Coinciding with this signing, Jerusalem was again the scene of violent clashes between Muslims and Jews. On 30 May, hundreds of Jews, mostly ultra-Orthodox and ultra-nationalists, held the "Flag Day" parade, celebrating the conquest of the eastern part of Jerusalem after the 6-Day War. During this day, 18 Palestinians were arrested by the Israeli police on suspicion of involvement in riots and aggression.

During the day, the ultra-nationalists repeated several racist anti-Muslim chants and tried to provoke riots, something that was harshly criticised by Israeli Foreign Minister Yair Lapid, who said that these groups "are a disgrace" and "are not worthy of holding the Israeli flag".

AFP/ MAHMUD HAMS -  Palestinians assess the damage caused by Israeli airstrikes, in Beit Hanoun, northern Gaza Strip, 14 May 2021.

Despite this condemnation by the Israeli government, the truth is that these confrontations are nothing new. In recent months we have witnessed recurrent incursions by Jews into the holy Esplanade of Mosques, where the Al-Aqsa Mosque, one of the most sacred sites for the Islamic religion, is located. 

The mosque is open to everyone, but non-Islamists are not allowed to use it as a place to pray, a fact that some Jews have not respected. This is why in recent months we have seen violent confrontations between the two sides, as well as significant police violence on the part of the Israeli authorities towards Muslims, even facilitating Jewish visits to the compound. 

AFP/AHMAD GHARABLI  - File photo, Israeli police carry a young injured Palestinian protester at the Al-Aqsa Mosque compound in Jerusalem on April 22, 2022.

Moreover, these rifts have increased after the passing of a court ruling that the Israeli army has the right to evict more than 1,300 Palestinians from their homes in the occupied West Bank, which has provoked general outrage on the Palestinian side. In addition, just three weeks ago, Al-Jazeera journalist Shireen Abu Akleh was shot in the head by Israeli police while reporting on the evictions.

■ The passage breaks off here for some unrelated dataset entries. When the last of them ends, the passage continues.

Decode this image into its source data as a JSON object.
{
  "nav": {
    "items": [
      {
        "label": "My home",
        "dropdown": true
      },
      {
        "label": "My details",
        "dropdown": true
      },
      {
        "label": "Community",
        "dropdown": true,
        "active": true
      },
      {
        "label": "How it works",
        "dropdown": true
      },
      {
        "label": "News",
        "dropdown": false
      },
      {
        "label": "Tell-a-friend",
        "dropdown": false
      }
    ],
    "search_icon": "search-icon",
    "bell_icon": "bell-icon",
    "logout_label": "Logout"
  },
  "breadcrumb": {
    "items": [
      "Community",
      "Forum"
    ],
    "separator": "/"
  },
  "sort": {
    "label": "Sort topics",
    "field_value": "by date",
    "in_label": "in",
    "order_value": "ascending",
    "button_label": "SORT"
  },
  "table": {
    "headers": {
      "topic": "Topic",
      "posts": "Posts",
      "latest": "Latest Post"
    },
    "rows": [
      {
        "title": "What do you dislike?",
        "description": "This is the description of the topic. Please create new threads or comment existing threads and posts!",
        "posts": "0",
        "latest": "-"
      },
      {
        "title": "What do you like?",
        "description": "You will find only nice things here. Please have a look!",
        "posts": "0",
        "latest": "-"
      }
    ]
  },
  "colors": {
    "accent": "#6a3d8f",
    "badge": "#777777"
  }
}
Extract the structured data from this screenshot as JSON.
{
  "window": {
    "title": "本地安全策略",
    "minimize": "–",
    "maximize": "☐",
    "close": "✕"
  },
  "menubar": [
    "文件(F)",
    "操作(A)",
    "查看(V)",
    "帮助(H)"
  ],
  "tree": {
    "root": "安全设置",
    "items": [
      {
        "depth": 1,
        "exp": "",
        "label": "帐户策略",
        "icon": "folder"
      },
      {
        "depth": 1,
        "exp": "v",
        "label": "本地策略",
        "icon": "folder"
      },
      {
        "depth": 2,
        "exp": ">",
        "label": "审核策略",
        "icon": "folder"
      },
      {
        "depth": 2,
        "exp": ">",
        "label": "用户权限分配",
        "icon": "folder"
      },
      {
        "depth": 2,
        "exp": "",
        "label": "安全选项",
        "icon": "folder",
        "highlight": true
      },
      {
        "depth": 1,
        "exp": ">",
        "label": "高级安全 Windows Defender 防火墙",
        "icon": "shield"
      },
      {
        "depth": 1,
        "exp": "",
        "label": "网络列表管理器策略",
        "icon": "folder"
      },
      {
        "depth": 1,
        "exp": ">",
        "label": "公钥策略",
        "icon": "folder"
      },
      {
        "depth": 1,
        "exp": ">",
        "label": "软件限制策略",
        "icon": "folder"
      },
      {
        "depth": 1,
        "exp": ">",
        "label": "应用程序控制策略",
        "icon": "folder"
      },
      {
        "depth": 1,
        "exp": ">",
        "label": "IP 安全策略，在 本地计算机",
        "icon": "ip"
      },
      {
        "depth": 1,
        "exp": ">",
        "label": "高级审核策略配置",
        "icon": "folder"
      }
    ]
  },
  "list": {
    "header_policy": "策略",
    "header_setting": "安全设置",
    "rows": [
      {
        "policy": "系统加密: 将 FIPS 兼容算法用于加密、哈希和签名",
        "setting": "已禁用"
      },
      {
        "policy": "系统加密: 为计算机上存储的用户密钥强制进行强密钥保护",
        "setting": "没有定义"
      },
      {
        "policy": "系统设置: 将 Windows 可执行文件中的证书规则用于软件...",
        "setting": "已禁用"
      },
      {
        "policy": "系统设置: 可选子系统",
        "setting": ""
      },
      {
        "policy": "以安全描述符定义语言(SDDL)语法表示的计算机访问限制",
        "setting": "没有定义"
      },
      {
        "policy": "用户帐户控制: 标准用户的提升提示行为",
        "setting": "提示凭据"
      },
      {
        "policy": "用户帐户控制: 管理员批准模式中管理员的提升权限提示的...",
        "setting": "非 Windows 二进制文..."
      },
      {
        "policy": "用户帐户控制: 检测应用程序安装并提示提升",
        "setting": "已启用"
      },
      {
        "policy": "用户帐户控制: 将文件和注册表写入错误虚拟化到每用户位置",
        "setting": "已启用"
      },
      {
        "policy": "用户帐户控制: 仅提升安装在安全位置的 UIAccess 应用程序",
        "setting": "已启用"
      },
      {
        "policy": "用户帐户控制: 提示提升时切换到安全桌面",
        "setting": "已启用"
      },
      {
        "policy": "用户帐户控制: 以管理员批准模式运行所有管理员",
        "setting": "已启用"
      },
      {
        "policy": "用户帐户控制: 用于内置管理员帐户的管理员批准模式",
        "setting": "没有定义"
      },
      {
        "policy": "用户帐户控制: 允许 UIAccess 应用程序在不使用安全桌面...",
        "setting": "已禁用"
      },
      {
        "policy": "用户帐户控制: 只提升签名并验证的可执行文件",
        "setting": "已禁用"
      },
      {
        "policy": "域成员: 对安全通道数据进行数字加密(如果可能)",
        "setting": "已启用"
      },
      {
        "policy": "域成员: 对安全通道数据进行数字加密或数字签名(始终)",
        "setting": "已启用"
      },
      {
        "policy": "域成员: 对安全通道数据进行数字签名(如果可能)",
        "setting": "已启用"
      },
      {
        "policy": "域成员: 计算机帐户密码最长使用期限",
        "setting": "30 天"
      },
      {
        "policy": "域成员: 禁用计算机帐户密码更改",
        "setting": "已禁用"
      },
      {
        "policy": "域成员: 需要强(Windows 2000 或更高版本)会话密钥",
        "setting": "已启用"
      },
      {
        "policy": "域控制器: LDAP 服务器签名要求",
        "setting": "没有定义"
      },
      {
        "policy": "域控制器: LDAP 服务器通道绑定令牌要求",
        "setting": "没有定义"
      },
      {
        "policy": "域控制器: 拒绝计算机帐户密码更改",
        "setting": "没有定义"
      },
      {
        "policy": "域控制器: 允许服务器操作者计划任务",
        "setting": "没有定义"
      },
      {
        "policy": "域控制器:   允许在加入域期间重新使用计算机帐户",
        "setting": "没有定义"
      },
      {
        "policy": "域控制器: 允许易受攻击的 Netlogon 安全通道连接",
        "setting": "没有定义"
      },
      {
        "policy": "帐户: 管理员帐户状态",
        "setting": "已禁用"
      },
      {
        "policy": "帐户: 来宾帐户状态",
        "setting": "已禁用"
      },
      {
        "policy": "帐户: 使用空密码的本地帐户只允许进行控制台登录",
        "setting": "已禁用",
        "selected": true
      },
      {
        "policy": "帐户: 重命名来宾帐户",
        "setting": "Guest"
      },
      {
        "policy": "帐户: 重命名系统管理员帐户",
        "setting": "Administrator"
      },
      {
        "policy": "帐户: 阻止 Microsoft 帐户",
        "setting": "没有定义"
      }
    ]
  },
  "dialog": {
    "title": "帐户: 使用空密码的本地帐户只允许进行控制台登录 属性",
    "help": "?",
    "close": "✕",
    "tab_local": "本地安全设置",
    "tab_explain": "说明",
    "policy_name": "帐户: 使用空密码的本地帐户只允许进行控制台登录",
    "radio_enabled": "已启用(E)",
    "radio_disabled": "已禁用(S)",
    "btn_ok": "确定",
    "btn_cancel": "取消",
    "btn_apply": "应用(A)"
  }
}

The Israeli government has not made any statement on the matter and has only stated that the investigation into the case concludes that "it is not possible to determine unequivocally the origin of the shot" that killed her.